Can George W. Save Bill G.?

Can George W. Save Bill G.?

Can George W. Save Bill G.?

Answers to your questions about the news.
April 18 2000 6:42 PM

Can George W. Save Bill G.?

Last week, the New York Times reported that George W. Bush campaign consultant Ralph Reed was moonlighting for Microsoft, lobbying Bush about the company's antitrust case. (Click here to read Jacob Weisberg's take on the news and here to read Slate Editor Michael Kinsley's critique of the Times' story.) This revelation came one week after a federal judge declared that Microsoft violated antitrust laws by engaging in anti-competitive and predatory behavior. Could Bush really make a difference in the case if he assumed the presidency in 2001?


Yes. A Bush win in November's general election could affect the antitrust decision in two ways.

1. New administration, new justices. The next president will probably make a number of appointments to the Supreme Court, and the Microsoft case is likely to go to the high court for review. If the case drags on long enough, Bush appointees could help shape the opinion.

2. New administration, new lawyers. Assistant Attorney General Joel Klein, who is in charge of the case against Microsoft, is a political appointee, as are five other members of his office. President Bush could appoint a different top antitrust lawyer who might declare that the case is not worth pursuing and decide to drop it.

It has happened before. When Ronald Reagan took office, his antitrust division dropped an antitrust suit against IBM that had been filed in the waning days of the Johnson administration and pursued by three subsequent administrations. The same office dropped another antitrust case filed in 1979 against Mercedes Benz that, like Microsoft's, had already been won by the government on the federal district court level.

But it's highly unlikely that a President Bush would dismiss the case outright. Remember that the federal government is not alone in suing Microsoft--19 states are also parties to the suit. If the federal government pulled an abrupt about-face, the states might very well continue their joint prosecution, exposing a Bush administration to public ridicule for buckling to corporate interests. A more likely scenario would be a settlement of the case on terms more favorable to Microsoft than those offered by the current Justice Department.
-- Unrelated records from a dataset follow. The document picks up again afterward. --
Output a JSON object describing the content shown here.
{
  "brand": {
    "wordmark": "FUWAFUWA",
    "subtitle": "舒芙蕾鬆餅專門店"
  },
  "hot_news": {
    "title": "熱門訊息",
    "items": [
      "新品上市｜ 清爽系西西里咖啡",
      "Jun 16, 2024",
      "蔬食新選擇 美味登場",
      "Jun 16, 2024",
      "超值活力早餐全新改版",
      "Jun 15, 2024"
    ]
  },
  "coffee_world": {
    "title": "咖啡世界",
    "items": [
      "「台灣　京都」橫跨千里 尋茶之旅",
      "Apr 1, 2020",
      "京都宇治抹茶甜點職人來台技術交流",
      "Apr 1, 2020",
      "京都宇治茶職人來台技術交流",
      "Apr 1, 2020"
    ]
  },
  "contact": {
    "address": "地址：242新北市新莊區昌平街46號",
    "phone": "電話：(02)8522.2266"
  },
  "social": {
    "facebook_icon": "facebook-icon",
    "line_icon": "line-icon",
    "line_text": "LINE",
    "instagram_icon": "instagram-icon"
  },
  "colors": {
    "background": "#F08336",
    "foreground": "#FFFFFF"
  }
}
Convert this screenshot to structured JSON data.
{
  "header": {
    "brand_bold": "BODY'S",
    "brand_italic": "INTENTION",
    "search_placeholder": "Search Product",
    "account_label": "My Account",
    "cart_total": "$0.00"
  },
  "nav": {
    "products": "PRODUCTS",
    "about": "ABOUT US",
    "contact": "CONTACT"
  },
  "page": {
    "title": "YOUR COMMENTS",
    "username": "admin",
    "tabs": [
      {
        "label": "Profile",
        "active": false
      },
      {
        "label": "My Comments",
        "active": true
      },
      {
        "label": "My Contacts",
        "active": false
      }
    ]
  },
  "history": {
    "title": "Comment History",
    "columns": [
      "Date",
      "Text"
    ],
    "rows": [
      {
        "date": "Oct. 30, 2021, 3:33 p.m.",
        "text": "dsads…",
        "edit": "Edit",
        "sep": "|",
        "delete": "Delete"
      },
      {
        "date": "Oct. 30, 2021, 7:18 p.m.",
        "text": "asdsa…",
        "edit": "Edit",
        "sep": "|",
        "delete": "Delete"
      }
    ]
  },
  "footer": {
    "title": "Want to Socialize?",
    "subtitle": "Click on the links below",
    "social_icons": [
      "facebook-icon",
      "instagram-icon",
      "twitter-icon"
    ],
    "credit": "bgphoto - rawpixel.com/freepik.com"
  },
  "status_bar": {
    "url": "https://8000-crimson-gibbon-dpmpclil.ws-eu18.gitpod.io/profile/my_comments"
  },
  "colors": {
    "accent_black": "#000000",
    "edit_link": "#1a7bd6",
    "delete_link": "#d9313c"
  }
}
The Reagan Justice Department understood how to avoid charges of corporate bias: When it announced the end of the IBM prosecution, it also announced the breakup of AT&T.

Explainer thanks William Grimes, professor at Southwestern University School of Law.